After years of controversy and a continuing federal
investigation, the city of Chicago has plans to put an end to its
scandal-ridden Hired Truck program earlier than expected.
On Friday, May 5, Chicago Mayor Richard Daley announced that
the program, which outsourced construction and hauling work to private trucking
firms in an attempt to reduce costs, will be shut down in October.
Officials had already announced that the program would be
shut down in February 2007, but the date was moved up by four months to help
squash controversy, the Chicago Tribune reported.
The city has slowly been phasing out the program during the
past few months. Once it’s officially abolished, 60
city-owned trucks will be purchased and 60 full-time drivers will be hired.
To date, 44 individuals have been charged in the ongoing
federal investigation into Hired Truck, in which trucking companies gave bribes
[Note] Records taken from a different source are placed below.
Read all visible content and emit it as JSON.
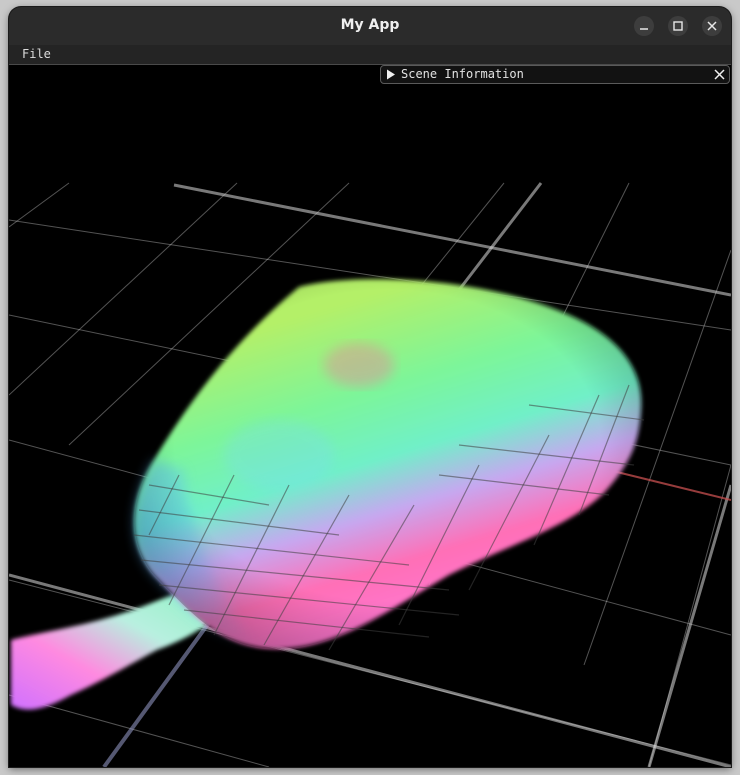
{
  "window": {
    "title": "My App"
  },
  "menu": {
    "file": "File"
  },
  "scene_panel": {
    "title": "Scene Information",
    "collapsed": true
  },
  "colors": {
    "background": "#000000",
    "grid": "#ffffff",
    "axis_x": "#c85050",
    "titlebar": "#2b2b2b"
  },
  "icons": {
    "minimize": "minimize-icon",
    "maximize": "maximize-icon",
    "close": "close-icon",
    "expand": "triangle-right-icon"
  }
}
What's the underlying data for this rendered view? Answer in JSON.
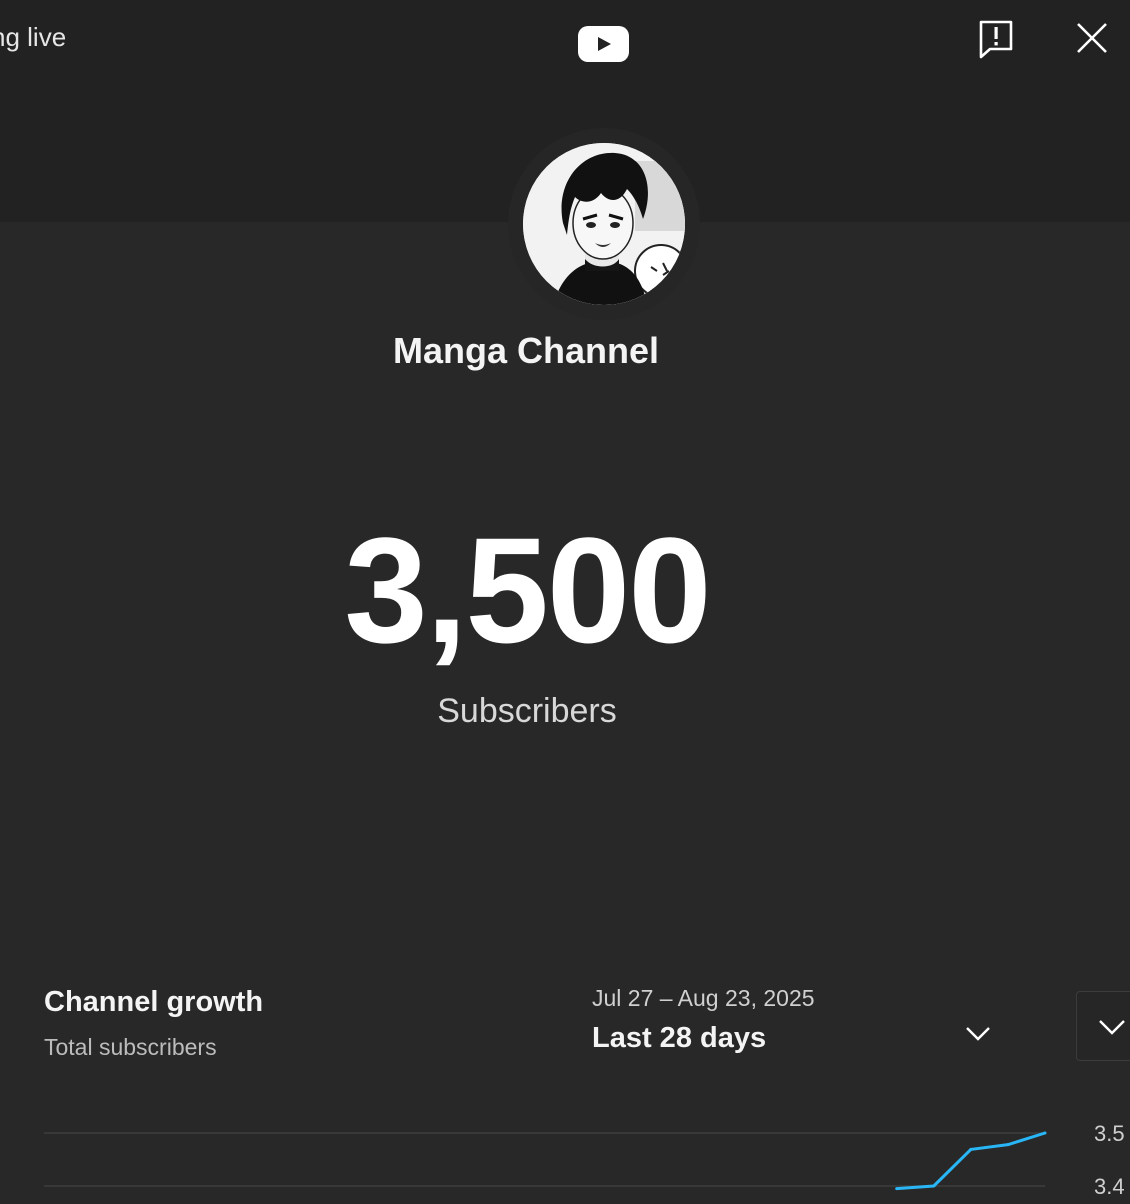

and political contributions to city employees in exchange for lucrative
contracts with the city. Thirty-six people have pleaded guilty or have been
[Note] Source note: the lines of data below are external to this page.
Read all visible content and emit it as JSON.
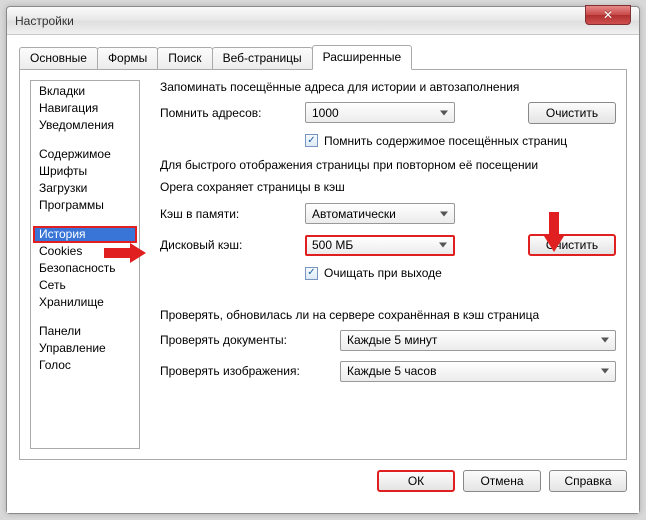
{
  "window": {
    "title": "Настройки"
  },
  "tabs": {
    "t0": "Основные",
    "t1": "Формы",
    "t2": "Поиск",
    "t3": "Веб-страницы",
    "t4": "Расширенные"
  },
  "sidebar": {
    "g1": {
      "i0": "Вкладки",
      "i1": "Навигация",
      "i2": "Уведомления"
    },
    "g2": {
      "i0": "Содержимое",
      "i1": "Шрифты",
      "i2": "Загрузки",
      "i3": "Программы"
    },
    "g3": {
      "i0": "История",
      "i1": "Cookies",
      "i2": "Безопасность",
      "i3": "Сеть",
      "i4": "Хранилище"
    },
    "g4": {
      "i0": "Панели",
      "i1": "Управление",
      "i2": "Голос"
    }
  },
  "pane": {
    "line1": "Запоминать посещённые адреса для истории и автозаполнения",
    "rememberLabel": "Помнить адресов:",
    "rememberValue": "1000",
    "clear1": "Очистить",
    "rememberContent": "Помнить содержимое посещённых страниц",
    "line2a": "Для быстрого отображения страницы при повторном её посещении",
    "line2b": "Opera сохраняет страницы в кэш",
    "memCacheLabel": "Кэш в памяти:",
    "memCacheValue": "Автоматически",
    "diskCacheLabel": "Дисковый кэш:",
    "diskCacheValue": "500 МБ",
    "clear2": "Очистить",
    "clearOnExit": "Очищать при выходе",
    "line3": "Проверять, обновилась ли на сервере сохранённая в кэш страница",
    "checkDocsLabel": "Проверять документы:",
    "checkDocsValue": "Каждые 5 минут",
    "checkImgsLabel": "Проверять изображения:",
    "checkImgsValue": "Каждые 5 часов"
  },
  "footer": {
    "ok": "ОК",
    "cancel": "Отмена",
    "help": "Справка"
  }
}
found guilty. Twenty-two people – 18 of whom were city workers – have already
been sentenced, according to the Chicago Sun-Times.